‘Why IPA first? It’s the style of beer I probably drink the most.’ smiles David, matter-of-factly. Russ continues, laying out the essence of MNBCo ‘We want to do things from a British angle. There’s a lot of US influence over here, but I think we (The British) influence them just as much.’
‘We actually talked about doing a Barley Wine first, but realistically it would take too long to mature and get out there. So we settled on our take on an IPA; solid with a medium abv and nothing too harsh in terms of bitterness. I wanted it to have a bright finish -which it does!’ admits Dave.
‘We should be brewing again soon. Within weeks, actually. We plan to brew once a month, and we aim to have a range of ten beers or so eventually, with four core beers.’
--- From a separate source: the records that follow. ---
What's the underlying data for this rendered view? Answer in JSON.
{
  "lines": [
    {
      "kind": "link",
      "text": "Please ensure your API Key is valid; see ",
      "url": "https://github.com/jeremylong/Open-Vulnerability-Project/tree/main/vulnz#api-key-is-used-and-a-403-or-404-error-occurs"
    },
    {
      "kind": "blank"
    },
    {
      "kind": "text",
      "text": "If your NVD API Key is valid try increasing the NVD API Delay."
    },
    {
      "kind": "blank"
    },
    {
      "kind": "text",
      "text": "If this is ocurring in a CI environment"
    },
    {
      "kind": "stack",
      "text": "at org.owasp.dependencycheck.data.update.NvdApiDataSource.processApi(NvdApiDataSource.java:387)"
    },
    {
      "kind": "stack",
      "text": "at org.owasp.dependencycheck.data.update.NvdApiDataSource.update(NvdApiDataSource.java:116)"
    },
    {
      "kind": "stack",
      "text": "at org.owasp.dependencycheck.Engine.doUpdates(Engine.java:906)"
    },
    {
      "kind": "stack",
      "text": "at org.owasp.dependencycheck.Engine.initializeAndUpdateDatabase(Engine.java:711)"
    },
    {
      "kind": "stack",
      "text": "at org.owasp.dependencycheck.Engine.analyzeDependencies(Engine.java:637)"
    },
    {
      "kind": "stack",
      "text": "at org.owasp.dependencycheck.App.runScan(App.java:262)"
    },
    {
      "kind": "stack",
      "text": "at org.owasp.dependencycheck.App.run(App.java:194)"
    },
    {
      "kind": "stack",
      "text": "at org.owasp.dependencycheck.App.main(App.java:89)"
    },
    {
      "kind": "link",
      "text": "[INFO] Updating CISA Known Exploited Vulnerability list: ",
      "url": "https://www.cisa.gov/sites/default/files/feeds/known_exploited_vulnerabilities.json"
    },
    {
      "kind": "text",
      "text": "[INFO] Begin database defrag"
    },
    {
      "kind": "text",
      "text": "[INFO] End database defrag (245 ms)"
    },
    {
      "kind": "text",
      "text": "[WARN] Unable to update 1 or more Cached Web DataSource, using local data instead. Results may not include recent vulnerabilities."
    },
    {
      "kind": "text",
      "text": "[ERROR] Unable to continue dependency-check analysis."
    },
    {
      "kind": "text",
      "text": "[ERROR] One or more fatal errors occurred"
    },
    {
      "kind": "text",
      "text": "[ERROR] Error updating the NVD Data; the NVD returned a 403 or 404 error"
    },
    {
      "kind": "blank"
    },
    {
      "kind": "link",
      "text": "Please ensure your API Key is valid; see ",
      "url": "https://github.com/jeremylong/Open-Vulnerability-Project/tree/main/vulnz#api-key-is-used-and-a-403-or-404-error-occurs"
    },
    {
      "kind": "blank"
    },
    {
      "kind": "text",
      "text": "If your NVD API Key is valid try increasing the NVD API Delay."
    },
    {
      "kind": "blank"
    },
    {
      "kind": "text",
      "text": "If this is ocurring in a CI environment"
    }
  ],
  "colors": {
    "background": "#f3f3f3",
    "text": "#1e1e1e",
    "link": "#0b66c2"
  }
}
The beer was launched at a hot, humid and typically joyous night at The Sparrow last week. A bloke in a Monk’s habit strode around – as did a similarly-attired dog – and the beer was accompanied by some deliciously-spiced Jerk Chicken with Mango Chutney, courtesy of Maggie Cubbler (Loaded Kitchen). The launch seemed a success, with brewers from the likes of Magic Rock and Saltaire giving support and advice to the fledgling Monks. And, of course, it was entirely right for them to work with The Sparrow at the launch. Russell and David are proud to be located in, and supporting, Bradford.
Keep an eye out for it, and tell the guys what you think. The image, labelling and website is all confidently slick and certainly sets the beer apart on the bar. Hopefully it won’t be too long until we another beer from NMBCo, now that those all-important first steps have been taken. And that’s exactly how I would pitch the beer to you, dear reader – a promising start with work to do – but certainly one to watch.
Check out David’s blog for some excellent posts about his ups and downs in his shift from homebrewer to pro – I recommend them.